Top of Source material

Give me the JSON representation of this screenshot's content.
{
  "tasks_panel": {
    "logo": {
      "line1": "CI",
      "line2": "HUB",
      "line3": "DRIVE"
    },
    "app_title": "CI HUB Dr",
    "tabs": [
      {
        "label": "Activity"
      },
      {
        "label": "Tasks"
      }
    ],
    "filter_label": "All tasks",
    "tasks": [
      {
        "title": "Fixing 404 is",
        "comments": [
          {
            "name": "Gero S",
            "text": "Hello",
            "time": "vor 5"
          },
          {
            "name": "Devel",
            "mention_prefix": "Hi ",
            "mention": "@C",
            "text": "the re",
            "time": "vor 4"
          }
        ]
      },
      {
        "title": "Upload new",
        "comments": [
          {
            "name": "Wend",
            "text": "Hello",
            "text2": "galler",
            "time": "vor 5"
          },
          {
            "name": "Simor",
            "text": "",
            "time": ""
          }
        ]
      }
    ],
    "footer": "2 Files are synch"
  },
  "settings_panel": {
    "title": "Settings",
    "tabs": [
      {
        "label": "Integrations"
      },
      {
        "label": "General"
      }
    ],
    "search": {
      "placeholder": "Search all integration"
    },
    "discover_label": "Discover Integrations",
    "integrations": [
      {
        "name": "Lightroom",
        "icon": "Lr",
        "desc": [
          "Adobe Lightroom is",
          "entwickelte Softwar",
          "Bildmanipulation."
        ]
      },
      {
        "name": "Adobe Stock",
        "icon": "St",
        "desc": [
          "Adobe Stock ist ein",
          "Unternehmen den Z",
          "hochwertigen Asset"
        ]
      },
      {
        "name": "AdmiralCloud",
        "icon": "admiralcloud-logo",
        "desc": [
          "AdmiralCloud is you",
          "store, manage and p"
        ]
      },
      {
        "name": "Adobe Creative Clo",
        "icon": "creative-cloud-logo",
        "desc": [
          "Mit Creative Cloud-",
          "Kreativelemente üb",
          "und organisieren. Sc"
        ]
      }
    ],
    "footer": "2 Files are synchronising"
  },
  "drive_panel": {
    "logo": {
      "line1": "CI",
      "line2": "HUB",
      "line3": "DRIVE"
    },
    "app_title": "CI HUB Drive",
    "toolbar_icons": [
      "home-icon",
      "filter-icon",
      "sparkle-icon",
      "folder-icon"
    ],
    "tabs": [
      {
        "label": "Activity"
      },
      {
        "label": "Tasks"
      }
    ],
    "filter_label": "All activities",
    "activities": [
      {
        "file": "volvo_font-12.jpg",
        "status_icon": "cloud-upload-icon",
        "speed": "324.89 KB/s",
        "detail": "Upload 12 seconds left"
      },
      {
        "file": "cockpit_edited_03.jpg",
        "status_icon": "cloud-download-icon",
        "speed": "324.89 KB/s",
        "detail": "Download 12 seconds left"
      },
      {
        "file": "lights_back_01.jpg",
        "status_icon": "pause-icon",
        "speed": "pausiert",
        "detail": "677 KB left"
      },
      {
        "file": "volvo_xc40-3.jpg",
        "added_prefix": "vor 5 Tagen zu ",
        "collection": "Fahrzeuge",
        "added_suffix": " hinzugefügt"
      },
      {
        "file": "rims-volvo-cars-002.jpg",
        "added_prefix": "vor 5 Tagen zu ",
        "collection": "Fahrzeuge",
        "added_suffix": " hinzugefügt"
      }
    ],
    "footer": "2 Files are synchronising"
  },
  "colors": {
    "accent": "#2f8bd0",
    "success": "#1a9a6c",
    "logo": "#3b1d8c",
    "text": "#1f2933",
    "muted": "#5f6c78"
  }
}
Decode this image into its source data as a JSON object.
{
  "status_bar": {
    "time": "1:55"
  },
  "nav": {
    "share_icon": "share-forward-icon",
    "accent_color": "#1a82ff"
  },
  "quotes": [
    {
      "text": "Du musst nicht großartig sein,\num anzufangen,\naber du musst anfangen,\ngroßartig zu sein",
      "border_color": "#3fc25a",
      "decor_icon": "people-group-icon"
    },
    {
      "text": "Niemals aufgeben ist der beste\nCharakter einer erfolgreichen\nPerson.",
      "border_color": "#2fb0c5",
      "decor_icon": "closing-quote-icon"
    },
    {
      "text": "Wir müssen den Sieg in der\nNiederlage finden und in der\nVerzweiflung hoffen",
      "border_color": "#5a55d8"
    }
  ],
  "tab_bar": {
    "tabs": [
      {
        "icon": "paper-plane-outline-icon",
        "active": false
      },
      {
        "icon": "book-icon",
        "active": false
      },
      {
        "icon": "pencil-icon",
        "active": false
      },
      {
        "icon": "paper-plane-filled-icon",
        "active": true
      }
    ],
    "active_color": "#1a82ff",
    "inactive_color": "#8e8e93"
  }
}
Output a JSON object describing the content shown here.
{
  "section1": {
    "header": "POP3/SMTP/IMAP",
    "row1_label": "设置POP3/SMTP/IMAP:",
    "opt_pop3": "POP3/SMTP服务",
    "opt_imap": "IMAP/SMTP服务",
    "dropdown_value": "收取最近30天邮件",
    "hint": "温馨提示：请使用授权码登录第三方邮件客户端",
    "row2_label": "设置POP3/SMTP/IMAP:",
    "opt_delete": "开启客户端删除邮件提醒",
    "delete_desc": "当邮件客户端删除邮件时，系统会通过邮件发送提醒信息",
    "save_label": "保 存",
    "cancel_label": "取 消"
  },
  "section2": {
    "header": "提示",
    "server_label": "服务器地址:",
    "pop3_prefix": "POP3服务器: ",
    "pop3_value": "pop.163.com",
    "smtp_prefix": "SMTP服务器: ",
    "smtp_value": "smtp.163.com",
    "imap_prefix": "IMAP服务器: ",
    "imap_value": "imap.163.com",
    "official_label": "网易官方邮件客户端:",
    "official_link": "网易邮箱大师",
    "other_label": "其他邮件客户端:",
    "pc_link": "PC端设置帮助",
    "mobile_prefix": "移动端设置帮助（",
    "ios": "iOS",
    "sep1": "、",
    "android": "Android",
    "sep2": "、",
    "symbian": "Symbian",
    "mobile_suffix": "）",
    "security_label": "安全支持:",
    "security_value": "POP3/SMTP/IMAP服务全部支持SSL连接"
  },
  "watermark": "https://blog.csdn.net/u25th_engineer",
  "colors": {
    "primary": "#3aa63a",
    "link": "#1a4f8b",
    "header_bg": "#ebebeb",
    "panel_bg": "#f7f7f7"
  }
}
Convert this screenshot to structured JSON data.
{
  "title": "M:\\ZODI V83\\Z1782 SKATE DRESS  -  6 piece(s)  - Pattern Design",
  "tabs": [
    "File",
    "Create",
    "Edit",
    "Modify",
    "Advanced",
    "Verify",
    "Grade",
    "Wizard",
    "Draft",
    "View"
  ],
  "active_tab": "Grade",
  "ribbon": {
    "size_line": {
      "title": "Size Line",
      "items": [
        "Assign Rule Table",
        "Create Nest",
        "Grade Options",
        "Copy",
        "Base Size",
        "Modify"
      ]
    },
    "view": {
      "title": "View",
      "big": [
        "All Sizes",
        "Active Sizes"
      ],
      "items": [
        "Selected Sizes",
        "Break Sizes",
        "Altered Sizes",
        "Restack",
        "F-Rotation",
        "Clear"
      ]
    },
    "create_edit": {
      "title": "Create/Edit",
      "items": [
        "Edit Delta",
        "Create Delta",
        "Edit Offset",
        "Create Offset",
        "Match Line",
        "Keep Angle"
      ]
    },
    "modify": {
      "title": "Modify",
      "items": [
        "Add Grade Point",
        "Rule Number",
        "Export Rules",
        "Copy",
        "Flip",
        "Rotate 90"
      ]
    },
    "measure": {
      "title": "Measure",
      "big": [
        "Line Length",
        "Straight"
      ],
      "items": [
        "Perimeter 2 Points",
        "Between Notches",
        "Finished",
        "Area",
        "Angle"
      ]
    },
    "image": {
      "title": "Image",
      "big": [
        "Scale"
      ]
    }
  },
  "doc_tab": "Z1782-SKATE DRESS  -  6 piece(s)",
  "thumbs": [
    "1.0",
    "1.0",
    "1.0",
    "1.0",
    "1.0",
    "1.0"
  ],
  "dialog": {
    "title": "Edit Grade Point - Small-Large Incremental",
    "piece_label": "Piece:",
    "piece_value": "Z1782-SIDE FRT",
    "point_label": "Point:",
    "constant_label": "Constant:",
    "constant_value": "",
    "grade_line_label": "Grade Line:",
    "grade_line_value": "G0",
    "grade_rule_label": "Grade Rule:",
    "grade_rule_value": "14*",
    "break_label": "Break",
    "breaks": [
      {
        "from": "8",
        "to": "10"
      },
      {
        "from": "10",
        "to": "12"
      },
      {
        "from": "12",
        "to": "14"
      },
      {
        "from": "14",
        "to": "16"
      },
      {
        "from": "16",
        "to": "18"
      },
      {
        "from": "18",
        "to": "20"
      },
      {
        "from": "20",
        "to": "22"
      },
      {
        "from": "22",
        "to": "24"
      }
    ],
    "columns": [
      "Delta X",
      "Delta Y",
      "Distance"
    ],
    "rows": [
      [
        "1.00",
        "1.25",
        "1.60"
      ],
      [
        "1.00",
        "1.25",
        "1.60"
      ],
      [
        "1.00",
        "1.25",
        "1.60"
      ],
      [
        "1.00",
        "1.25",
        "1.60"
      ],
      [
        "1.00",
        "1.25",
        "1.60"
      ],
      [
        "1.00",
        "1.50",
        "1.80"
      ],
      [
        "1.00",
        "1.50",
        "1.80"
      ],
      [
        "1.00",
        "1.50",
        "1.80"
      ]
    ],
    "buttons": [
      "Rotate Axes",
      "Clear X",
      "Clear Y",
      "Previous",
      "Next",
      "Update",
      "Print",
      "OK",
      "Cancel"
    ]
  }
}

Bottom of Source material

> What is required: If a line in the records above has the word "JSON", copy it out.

> Solution for this exercise:
Give me the JSON representation of this screenshot's content.
Decode this image into its source data as a JSON object.
Output a JSON object describing the content shown here.
Convert this screenshot to structured JSON data.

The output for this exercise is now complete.